According to David Scheinberg—an oncologist at the Memorial Sloan Kettering Cancer Center in New York and a Scientific Advisory Board Member to Eureka Therapeutics—the key intracellular targets are likely to be tumor-specific mutations, transcription factors or other proteins related to cancer growth. “In principle, we could use these cytoplasmic targets to go after a broad and diverse range of cancers.” He notes that some cytoplasmic targets might appear in many cancers, whereas others could be disease specific. Some targets could also turn T cell therapy on viral infections, such as hepatitis C.
The E-ALPHA platform from Eureka Therapeutics delivers antibodies against the desired targets. “Eureka has developed a way to make antibodies against cytoplasmic targets, and then genetically put those antibodies in T cells,” says Scheinberg. “We’ve demonstrated preclinically that T cells containing the target’s antibody were able to recognize the right cytoplasmic targets.”
A recent proof-of-concept study, presented at the 2018 CAR-TCR Summit, highlighted Eureka’s T cell therapy. The first-in-human study enrolled six patients with advanced liver cancer—for whom current therapies offer little hope. Eureka’s T cells are activated by a unique but highly expressed liver cancer biomarker: alpha fetoprotein (AFP). “In this early experience, [the treatment] is well tolerated with no signs of CRS or neurotoxicity,” says Yuman Fong, a hepatobiliary cancer surgeon at California-based City of Hope, who reviewed data from the clinical study. Six months after the first dose in the study, the best-responding patient experienced a complete reduction in his primary tumors and distal metastases, while his AFP levels dropped to normal (see ‘Healing Hope’). Fong says, “If these data hold up, such a new design of T cell therapy may truly transform this field to an out-patient clinical field — making it not only lower cost, but potentially accessible to the entire world.” He adds, “Even though this is still early data, to see generalized shrinkage of tumor and normalization of blood tumor markers is remarkable.”

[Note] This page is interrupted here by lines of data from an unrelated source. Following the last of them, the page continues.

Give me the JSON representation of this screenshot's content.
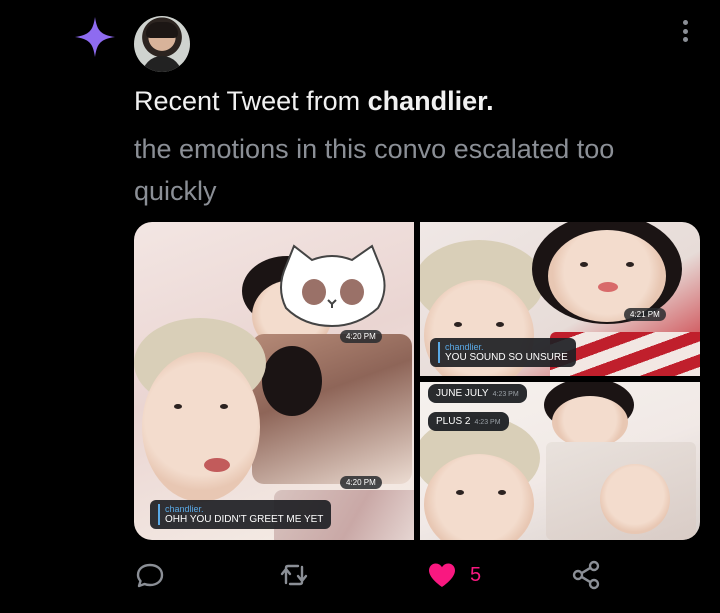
{
  "tweet": {
    "headline_prefix": "Recent Tweet from ",
    "author": "chandlier.",
    "text": "the emotions in this convo escalated too quickly"
  },
  "media": {
    "left_panel": {
      "timestamp_top": "4:20 PM",
      "timestamp_bottom": "4:20 PM",
      "reply_name": "chandlier.",
      "reply_text": "OHH YOU DIDN'T GREET ME YET"
    },
    "top_right_panel": {
      "timestamp": "4:21 PM",
      "reply_name": "chandlier.",
      "reply_text": "YOU SOUND SO UNSURE"
    },
    "bottom_right_panel": {
      "msg1": "JUNE JULY",
      "msg1_time": "4:23 PM",
      "msg2": "PLUS 2",
      "msg2_time": "4:23 PM"
    }
  },
  "actions": {
    "like_count": "5"
  },
  "colors": {
    "background": "#000000",
    "sparkle": "#8e6bf0",
    "like": "#f91880",
    "muted_text": "#8b8f96"
  },
  "icons": [
    "sparkle-icon",
    "more-vertical-icon",
    "reply-icon",
    "retweet-icon",
    "heart-icon",
    "share-icon"
  ]
}
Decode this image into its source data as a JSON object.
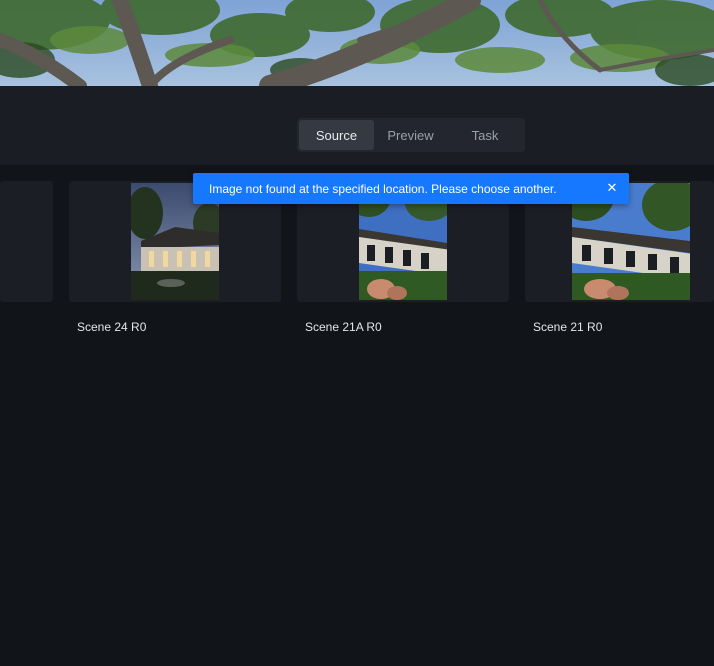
{
  "tabs": {
    "items": [
      {
        "label": "Source",
        "active": true
      },
      {
        "label": "Preview",
        "active": false
      },
      {
        "label": "Task",
        "active": false
      }
    ]
  },
  "scenes": [
    {
      "label": "Scene 24 R0"
    },
    {
      "label": "Scene 21A R0"
    },
    {
      "label": "Scene 21 R0"
    }
  ],
  "toast": {
    "message": "Image not found at the specified location. Please choose another.",
    "close_icon": "close-icon",
    "color": "#1677ff"
  },
  "colors": {
    "background": "#111419",
    "header": "#1a1d24",
    "card": "#1b1e25",
    "tab_active": "#353941"
  }
}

On August 22, 2018, Yuliang Zou—a specialist in ovarian cancer, cervical cancer and female endocrine diseases—finished his hospital rounds at the First Affiliated Hospital in Xi’An JiaoTong University. Just seven months before, he was a patient with a diagnosis of metastatic liver cancer. When chemotherapy failed, Zou enrolled in a clinical study evaluating Eureka Therapeutics’ investigational T cell therapy that targets a liver cancer-specific antigen, AFP. After multiple infusions, Zou’s primary tumors in the liver and distal metastases all shrunk.
Despite Zou’s promising results from this early stage study, only further tests over a longer time and in larger cohorts will provide conclusive data. But in Zou’s case, he feels well enough to return to work as a physician. “A few months ago, I thought I only had a few months to live. Now, I am back at work in the hospital saving other patients’ lives.”
To learn more about the development of T cells for therapeutic use, visit the report from Scientific American Custom Media, Frontiers in T Cell Therapy.